Bastian Gross

German Mathquant
You probably don't immediately think of SIAM in connection with activities at the K-12 level. Our focus as a professional society tends to be on furthering research in our discipline, on application of results in science and industry, and on fostering student activities at the graduate level. Like any professional society, however, we have a keen interest in keeping our discipline healthy, and this requires a stream of talented individuals entering the field. One pre-college activity that SIAM has undertaken is management of a mathematical modeling contest for high school students, sponsored by the Moody's Foundation.

Called the Moody's Mega Math Challenge, the contest focuses on modeling and analysis of real-world problems. Ben Fusaro and Lee Seitelman have coordinated problem creation and judging since the first contest.

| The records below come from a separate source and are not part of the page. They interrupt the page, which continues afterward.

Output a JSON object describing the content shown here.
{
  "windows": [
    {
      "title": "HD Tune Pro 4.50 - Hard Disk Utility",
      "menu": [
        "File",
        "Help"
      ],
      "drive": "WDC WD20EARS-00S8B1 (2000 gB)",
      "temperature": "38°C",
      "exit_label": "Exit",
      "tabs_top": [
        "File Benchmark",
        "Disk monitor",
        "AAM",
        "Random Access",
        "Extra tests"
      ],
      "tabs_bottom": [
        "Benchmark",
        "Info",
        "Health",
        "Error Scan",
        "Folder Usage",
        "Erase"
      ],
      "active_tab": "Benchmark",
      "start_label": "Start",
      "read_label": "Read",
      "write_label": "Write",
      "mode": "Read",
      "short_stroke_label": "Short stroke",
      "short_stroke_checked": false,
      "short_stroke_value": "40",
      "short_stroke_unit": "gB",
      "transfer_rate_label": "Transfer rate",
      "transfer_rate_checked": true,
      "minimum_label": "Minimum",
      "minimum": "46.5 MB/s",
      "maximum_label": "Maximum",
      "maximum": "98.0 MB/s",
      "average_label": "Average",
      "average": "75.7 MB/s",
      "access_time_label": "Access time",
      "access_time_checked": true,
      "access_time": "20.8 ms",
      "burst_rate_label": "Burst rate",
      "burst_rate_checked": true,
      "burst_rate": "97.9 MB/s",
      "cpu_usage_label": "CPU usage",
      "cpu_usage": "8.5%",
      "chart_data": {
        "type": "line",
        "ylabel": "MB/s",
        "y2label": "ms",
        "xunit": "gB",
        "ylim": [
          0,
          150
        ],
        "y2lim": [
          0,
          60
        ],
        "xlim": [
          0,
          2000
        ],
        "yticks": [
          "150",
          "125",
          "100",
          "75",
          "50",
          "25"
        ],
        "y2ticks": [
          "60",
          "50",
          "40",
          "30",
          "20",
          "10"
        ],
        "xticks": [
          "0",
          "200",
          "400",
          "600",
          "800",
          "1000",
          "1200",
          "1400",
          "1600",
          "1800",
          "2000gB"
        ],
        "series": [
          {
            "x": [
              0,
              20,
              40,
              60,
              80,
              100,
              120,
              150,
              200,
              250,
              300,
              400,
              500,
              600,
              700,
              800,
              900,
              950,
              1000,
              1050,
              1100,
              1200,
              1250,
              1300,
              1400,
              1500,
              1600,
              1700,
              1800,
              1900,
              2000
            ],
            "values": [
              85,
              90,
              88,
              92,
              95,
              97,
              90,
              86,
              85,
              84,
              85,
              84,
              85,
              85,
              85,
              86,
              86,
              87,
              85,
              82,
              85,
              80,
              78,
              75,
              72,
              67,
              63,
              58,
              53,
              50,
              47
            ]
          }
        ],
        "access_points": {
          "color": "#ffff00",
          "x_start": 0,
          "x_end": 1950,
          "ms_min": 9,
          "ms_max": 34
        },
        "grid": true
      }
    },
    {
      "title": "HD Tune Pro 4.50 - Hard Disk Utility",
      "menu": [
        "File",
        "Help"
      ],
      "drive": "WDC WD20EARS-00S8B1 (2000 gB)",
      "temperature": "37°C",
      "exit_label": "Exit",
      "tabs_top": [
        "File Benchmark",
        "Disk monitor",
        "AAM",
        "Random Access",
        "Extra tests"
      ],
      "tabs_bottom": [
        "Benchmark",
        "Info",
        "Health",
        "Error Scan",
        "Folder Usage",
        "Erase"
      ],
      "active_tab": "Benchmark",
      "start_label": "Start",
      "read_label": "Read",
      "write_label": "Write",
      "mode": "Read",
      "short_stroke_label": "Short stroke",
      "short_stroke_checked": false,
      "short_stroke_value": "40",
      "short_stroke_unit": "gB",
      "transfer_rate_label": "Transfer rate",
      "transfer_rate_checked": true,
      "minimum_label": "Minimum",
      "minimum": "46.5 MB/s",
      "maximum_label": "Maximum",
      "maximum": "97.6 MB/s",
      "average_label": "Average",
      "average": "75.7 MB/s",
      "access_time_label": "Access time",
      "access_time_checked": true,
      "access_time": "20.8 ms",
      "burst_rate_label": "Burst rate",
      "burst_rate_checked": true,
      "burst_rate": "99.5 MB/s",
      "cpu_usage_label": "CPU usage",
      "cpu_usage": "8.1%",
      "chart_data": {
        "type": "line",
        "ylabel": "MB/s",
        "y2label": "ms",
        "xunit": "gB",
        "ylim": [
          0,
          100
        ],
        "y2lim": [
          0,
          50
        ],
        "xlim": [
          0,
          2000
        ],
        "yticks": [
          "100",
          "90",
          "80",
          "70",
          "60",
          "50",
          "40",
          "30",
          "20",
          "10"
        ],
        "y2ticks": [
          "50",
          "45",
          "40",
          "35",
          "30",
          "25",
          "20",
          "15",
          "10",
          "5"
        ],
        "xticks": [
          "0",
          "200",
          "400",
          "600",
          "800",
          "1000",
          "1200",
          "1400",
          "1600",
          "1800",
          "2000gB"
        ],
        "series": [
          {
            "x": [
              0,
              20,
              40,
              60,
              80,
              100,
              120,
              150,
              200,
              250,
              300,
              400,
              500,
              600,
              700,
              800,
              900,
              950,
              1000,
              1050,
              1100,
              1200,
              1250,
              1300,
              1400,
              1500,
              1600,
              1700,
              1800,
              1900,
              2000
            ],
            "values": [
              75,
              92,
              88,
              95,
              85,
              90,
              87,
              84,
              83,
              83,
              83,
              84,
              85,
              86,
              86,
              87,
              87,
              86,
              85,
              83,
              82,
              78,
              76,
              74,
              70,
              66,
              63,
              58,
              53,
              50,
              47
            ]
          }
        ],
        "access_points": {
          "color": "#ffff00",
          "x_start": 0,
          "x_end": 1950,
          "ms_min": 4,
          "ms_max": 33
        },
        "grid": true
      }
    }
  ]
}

The contest introduces junior and senior high school students to applied mathematics by giving them opportunities, working in three- to five-person teams, to tackle real-world problems under time and resource constraints akin to those faced by industrial applied mathematicians. In a single 14-hour session, a participating team downloads the contest problem from the SIAM Web site, develops a mathematical model for its solution, and presents the group's findings in a paper written to be accessible to nontechnical readers. In 2009, the teams submitting the best solutions will share $80,000 in college scholarship prizes. The judges, who follow a rigorous judging process, are professional mathematicians (disclosure: I have judged the contest every year). For the final round of judging, the top six teams travel to Moody's Corporation headquarters in New York City to present their solutions to a panel of judges (again, I have been a member of that panel each year).

The contest has evolved since it was first held in 2006; it began locally (for Moody's), in New York City, and has expanded into a larger geographic area each year. For 2009, the contest area includes all of the New England and Mid-Atlantic states, from Maine to Washington, DC. Continued expansion is planned through 2016, at which time the contest is to be national.

The 2006 contest problem asked the students to develop strategies that would ensure the solvency of the Social Security system for 75 years. In 2007, the students were to create an investment plan, given stock performance data for 16 high-tech companies. This year's teams were to evaluate the efficiency of a corn-to-ethanol strategy for achieving energy independence, and the concomitant effect on global food prices.

Lee Seitelman and Ben Fusaro welcome input from the SIAM community for modeling problems for future contests. Unfortunately, there is not a surfeit of realistic modeling problems that can be studied, "solved," and documented in 14 hours by high school students, using only Internet resources and reference materials! Suggested problems should be sent to Seitelman (lseitelman@aol.com) or Michelle Montgomery (montgomery@siam.org). A $500 honorarium will be awarded to the author of any problem chosen for the contest.

The 2009 contest is scheduled for March 7 and 8!